Second, expect them to stick around longer. Partner with local businesses and develop longer trips with museums, trails, and multi-night dining experiences. Provide itineraries that marry different facets of your culture – maybe a day focused on your history, followed by your present then followed by your destination’s future. Opportunities for longer-term, deeper experiences will keep travelers engaged and provide them a greater appreciation for your area’s history and culture. 

Third, expect them to spread out. Look at common areas in town as a greater opportunity. Turn vacant lots into hubs for small gatherings. Develop promotions that bring park visitors to shops or restaurants. If you’re like our area here in Northern Virginia, take hiking trails into account and invite hikers to a relaxed dinner after a long walk. Find ways to bridge the gap between nature and merchants.

Next, re-evaluate your marketing strategy. In many cases, you need to start from the ground up in developing campaigns that resonate with customers. We’ve all changed as a result of the past 11 months, and some of those major changes should be present in your marketing. 

For instance, searches for fitness apps have doubled year-over-year, and searches for online learning resources have quadrupled. Self-improvement is of far greater importance now. 

Google searches for products that include the phrase “and in stock” show that people don’t take as much for granted anymore – whether it’s toilet paper, if a restaurant is accepting dine-in customers, or if a business is even open anymore. 

Both searches and purchases of home improvement supplies and services jumped in 2020, probably because looking at the same walls, every day can urge you to coat them in a new coat of paint. Now that people are increasingly comfortable with shopping in-person, their desire to bring home mementos to decorate their homes may also see a surge. 

It’s important to acknowledge things like these. They may seem subtle, but it’s making sure that these subtleties are addressed that will help you to create an experience that’s in line with your visitors’ needs.

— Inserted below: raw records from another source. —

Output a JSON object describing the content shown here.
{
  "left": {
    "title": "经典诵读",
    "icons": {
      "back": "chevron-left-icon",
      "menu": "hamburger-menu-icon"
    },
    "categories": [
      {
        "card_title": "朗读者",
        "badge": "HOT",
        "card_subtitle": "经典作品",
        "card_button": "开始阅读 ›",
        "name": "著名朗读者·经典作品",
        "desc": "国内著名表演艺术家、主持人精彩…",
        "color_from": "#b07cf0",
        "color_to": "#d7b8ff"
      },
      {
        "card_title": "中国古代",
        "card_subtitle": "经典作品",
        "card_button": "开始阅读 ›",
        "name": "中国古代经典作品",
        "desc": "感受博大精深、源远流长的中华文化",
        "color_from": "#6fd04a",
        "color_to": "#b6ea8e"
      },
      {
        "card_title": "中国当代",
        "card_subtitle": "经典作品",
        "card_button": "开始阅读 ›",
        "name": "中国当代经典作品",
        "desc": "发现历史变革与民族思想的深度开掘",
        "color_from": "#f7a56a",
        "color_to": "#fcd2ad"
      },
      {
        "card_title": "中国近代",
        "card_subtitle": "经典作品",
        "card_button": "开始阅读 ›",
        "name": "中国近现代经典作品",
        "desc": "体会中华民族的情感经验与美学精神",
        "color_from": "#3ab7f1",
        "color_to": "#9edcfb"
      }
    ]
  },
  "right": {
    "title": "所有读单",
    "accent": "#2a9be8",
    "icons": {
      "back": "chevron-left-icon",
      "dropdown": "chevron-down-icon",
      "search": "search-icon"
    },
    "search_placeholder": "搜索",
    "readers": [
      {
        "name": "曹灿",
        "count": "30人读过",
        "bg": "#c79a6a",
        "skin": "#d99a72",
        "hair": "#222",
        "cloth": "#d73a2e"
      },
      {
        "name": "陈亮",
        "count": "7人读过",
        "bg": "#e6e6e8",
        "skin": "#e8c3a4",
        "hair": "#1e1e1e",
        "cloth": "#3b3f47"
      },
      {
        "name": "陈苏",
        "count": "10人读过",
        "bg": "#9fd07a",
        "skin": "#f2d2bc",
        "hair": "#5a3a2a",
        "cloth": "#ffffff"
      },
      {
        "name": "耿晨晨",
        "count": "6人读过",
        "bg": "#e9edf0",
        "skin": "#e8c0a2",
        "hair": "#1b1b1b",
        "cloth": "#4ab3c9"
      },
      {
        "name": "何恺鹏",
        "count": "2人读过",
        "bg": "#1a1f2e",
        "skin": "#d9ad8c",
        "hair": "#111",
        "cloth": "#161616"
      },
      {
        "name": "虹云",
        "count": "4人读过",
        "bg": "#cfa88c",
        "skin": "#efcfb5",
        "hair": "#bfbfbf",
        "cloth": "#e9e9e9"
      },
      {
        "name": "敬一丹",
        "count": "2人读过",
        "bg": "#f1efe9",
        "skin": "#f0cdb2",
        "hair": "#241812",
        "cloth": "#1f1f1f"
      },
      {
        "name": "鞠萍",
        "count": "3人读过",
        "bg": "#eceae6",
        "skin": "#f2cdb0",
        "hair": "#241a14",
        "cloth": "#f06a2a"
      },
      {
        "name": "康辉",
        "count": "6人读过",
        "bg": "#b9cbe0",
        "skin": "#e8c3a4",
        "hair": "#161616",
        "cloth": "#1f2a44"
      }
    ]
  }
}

Finally, expect them to promote your destination, even if they don’t plan to. The social media activity we saw from travelers pre-COVID will be nothing compared to the number of meals, selfies, sunsets, and other photos and posts we’ll see in our feeds this summer. The excitement to explore once again and to see the post-pandemic world will be absolutely epic. 

Make your social channels and apps – if you have them – easy to find, make your hashtags short and easy to find, and pay close attention to the sights that people share. Keep those places sacred and find ways to encourage visitors to share their own experiences at those spots. Maybe it’s a historic building, or an overlook at sunset, or even that vacant lot-turned-dog park. Large gatherings won’t be popular for while from now, so promote more intimate places. 

Whatever it is, create some fun campaigns around those places because another trend we’ve picked up in 2020 is heightened technology adoption. For many, their phones were the hearth of their social lives and they’ve grown closer to their devices as a way to connect. I expect that they’ll continue to connect through them, even after it’s safe to do otherwise. 

 

I think we’re fortunate to see the signs of normal travel – and life, in general – coming in the future. There’s no doubt that it’s going to help those that depend on travelers. However, what’s uncertain are those destinations, shops, parks, restaurants, and other businesses that will benefit the most and more quickly. My wish to every destination is that they make the most of the time they have now to provide the greatest return in that future. 

Patrick King

Patrick King

Patrick is the Founder of Imagine and advisor to places on brand strategy and creative. His insights have been published in Inc. Magazine, SmartCEO, Washington Business Journal, The Washington Post, and Chief Marketer, among other publications, and shared at conferences throughout the US. He also has an amazing sock collection.